### PROBLEM
Going through the entries below, copy out each line that contains "icon".

Top of INPUT DATA

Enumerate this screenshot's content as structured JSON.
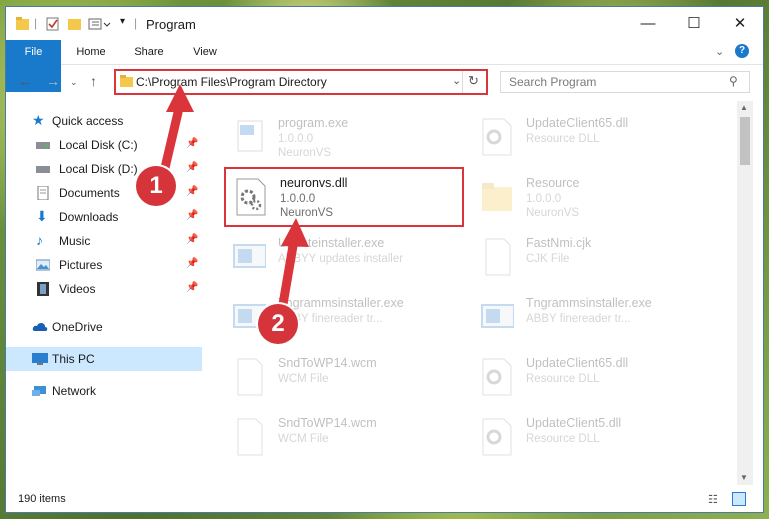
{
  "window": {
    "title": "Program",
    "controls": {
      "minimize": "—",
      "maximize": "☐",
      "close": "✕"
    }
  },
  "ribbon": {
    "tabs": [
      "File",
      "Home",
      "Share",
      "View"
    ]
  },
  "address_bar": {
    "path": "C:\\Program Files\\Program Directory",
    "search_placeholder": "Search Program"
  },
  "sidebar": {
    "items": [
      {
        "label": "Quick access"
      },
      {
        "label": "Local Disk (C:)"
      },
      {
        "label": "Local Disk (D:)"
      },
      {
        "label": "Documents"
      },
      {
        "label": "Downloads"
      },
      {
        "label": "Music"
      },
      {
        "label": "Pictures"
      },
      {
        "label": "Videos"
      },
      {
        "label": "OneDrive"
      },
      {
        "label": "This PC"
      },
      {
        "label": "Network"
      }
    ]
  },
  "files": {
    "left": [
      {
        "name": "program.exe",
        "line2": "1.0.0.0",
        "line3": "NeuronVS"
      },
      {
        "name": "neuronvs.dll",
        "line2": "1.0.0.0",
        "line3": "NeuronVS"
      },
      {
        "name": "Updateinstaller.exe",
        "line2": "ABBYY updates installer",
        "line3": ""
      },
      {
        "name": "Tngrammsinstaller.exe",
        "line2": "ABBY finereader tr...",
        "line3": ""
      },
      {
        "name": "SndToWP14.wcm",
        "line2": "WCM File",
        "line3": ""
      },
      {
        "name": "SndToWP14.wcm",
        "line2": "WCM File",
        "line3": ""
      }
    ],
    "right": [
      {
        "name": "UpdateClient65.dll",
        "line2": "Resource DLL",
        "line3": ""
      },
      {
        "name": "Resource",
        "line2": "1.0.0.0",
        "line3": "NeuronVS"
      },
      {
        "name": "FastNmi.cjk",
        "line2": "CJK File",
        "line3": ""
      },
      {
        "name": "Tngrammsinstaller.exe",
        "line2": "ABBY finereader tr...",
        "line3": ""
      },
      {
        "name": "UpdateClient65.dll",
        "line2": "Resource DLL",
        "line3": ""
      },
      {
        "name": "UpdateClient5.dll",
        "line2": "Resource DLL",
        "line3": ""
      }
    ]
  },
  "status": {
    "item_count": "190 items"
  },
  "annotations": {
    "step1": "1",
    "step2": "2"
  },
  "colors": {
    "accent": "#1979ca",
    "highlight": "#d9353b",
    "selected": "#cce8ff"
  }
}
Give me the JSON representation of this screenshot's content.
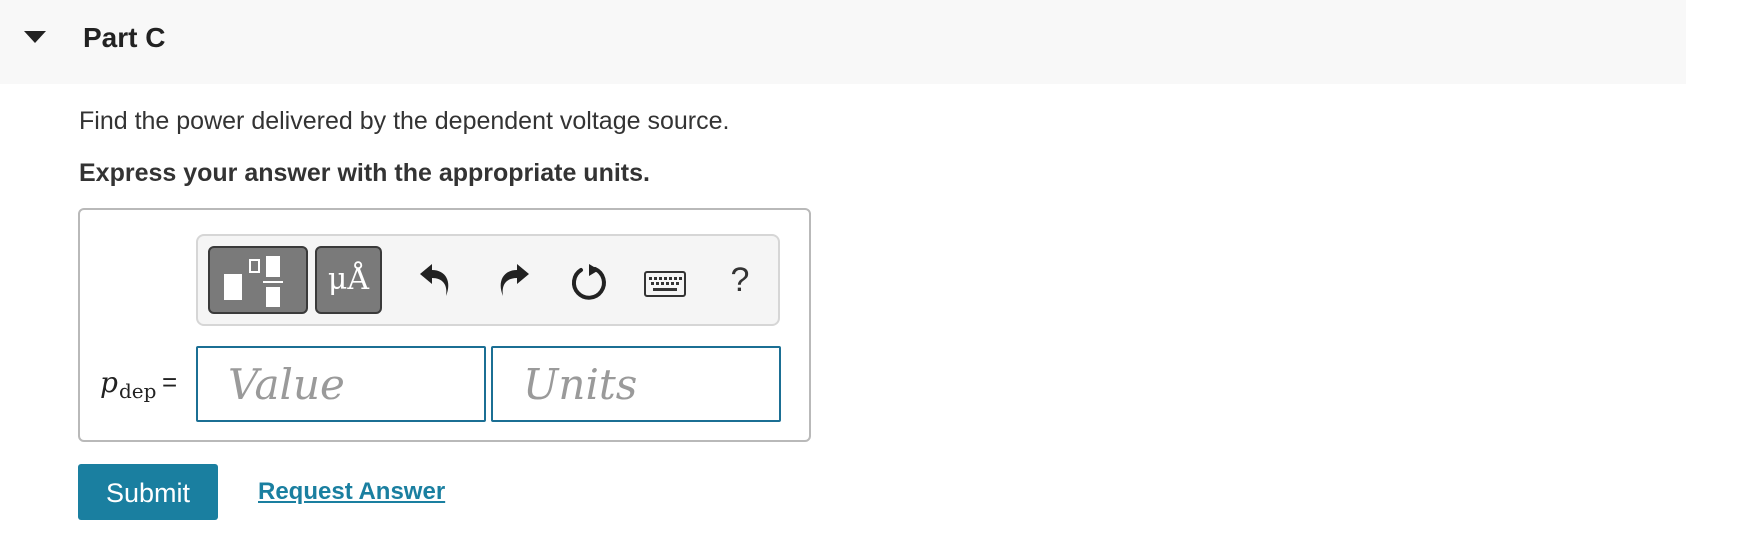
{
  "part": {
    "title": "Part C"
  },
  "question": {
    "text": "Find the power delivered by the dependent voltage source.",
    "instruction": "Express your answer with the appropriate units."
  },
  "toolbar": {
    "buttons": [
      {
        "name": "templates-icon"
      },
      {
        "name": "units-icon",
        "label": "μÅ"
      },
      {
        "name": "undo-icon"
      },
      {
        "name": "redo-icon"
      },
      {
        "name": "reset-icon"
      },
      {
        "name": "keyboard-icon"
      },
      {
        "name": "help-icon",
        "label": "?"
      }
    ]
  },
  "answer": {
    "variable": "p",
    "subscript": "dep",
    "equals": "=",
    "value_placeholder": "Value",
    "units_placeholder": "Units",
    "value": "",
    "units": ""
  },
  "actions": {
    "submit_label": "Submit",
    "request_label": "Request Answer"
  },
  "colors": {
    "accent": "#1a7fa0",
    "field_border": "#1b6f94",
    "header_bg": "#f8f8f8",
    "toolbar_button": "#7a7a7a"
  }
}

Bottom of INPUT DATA
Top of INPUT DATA

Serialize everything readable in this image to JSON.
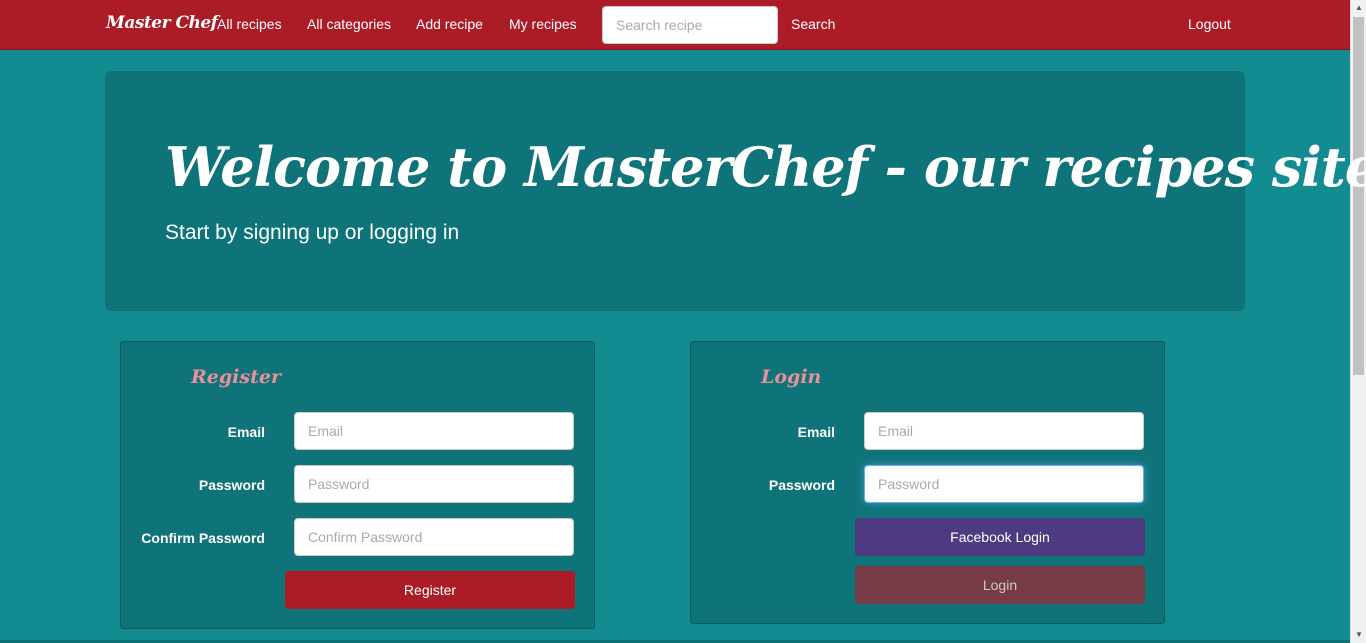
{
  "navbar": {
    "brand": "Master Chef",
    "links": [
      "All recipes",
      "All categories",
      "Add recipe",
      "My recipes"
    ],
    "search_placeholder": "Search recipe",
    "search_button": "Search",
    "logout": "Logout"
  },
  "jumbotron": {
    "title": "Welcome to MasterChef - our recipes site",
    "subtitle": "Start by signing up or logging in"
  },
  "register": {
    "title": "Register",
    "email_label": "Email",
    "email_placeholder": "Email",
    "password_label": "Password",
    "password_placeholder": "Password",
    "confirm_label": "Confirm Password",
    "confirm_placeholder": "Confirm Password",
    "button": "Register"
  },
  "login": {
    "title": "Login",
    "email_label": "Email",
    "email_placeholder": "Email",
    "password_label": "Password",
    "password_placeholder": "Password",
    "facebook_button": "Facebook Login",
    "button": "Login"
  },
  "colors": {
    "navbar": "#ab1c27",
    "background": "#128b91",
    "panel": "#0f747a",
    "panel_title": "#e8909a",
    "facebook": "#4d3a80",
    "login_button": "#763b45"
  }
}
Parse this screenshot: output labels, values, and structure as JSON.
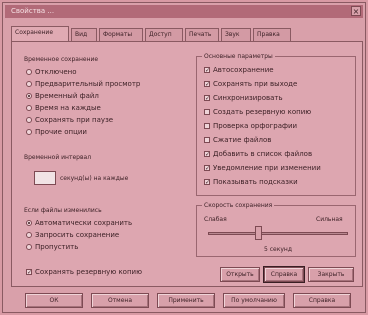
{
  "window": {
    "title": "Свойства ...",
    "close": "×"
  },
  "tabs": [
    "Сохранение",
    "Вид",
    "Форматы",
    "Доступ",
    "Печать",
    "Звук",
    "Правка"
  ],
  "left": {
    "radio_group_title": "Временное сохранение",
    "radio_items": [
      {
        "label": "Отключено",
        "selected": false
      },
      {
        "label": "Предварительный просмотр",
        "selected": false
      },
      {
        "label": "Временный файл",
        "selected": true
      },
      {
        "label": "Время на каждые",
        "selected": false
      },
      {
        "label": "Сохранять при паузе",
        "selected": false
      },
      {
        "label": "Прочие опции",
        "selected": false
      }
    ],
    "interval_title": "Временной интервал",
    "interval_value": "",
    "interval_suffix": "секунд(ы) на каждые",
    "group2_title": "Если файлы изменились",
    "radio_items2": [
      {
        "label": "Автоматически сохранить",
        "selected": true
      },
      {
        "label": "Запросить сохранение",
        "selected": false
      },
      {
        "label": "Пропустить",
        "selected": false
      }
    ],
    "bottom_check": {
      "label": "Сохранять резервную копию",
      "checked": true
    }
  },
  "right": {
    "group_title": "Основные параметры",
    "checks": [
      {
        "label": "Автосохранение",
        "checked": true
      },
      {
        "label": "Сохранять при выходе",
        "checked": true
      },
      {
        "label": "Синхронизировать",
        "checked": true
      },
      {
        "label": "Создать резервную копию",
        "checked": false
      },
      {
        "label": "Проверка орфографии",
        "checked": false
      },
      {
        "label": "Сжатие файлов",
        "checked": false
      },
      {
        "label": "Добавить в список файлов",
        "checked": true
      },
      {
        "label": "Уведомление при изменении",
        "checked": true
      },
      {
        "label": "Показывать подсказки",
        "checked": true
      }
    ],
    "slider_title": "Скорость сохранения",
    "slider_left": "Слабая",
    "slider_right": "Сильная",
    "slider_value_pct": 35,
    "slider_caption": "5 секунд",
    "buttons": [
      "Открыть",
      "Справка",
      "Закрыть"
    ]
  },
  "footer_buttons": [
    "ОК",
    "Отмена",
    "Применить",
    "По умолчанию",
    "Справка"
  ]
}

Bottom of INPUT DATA
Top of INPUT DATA

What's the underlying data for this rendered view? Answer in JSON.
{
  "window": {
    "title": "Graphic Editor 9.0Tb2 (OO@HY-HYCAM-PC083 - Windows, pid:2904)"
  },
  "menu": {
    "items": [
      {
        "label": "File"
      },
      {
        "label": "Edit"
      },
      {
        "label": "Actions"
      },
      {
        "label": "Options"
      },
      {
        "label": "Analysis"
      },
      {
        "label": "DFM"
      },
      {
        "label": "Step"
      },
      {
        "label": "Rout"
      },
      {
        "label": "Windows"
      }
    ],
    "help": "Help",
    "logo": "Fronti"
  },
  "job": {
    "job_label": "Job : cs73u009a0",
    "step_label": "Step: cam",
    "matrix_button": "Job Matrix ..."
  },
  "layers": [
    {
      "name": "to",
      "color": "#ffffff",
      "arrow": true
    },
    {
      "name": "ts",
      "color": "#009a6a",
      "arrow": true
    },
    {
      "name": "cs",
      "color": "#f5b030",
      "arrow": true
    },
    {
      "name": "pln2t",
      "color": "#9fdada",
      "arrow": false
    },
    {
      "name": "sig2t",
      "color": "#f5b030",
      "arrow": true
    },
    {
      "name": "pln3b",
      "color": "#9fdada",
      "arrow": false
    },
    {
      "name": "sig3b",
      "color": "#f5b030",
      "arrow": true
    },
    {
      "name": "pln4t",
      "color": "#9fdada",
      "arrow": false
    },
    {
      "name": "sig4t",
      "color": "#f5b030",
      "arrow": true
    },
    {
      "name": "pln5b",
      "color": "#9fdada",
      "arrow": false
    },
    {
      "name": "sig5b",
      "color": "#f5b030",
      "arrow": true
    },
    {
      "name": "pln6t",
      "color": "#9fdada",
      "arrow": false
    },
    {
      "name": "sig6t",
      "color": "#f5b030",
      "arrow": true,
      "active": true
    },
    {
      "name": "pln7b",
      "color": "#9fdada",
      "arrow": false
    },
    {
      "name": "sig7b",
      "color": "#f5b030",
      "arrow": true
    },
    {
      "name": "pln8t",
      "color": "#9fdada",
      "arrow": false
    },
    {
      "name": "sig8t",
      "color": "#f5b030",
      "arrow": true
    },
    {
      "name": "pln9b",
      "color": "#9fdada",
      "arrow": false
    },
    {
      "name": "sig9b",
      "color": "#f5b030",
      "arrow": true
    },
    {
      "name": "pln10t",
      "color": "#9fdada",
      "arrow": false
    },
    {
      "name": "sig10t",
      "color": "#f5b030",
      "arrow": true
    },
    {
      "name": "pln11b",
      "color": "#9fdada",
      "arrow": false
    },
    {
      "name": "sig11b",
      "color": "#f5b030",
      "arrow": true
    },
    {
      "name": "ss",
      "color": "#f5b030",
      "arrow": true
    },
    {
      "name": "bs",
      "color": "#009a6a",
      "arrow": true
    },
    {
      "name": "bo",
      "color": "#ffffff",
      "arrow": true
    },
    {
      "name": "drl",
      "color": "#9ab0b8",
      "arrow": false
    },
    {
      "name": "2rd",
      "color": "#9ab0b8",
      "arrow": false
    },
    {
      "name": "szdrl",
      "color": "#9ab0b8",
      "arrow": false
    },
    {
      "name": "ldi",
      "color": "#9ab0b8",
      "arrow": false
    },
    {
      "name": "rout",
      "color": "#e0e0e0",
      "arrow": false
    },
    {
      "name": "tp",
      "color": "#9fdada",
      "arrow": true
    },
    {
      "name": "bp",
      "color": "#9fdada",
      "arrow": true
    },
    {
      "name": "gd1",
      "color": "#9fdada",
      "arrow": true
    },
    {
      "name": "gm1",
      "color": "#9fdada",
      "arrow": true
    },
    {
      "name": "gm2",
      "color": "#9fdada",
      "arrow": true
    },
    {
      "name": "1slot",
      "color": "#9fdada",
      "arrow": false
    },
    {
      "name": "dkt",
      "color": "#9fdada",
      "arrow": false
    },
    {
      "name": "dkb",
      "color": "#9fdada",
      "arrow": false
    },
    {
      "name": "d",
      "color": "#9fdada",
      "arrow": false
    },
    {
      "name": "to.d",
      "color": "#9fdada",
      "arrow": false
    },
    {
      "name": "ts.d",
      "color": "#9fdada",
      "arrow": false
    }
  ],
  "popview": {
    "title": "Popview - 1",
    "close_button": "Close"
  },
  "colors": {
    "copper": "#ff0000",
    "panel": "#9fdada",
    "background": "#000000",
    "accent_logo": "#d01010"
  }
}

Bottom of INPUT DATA

### TASK RESULT
        "name": "templates-icon"
        "name": "units-icon",
        "name": "undo-icon"
        "name": "redo-icon"
        "name": "reset-icon"
        "name": "keyboard-icon"
        "name": "help-icon",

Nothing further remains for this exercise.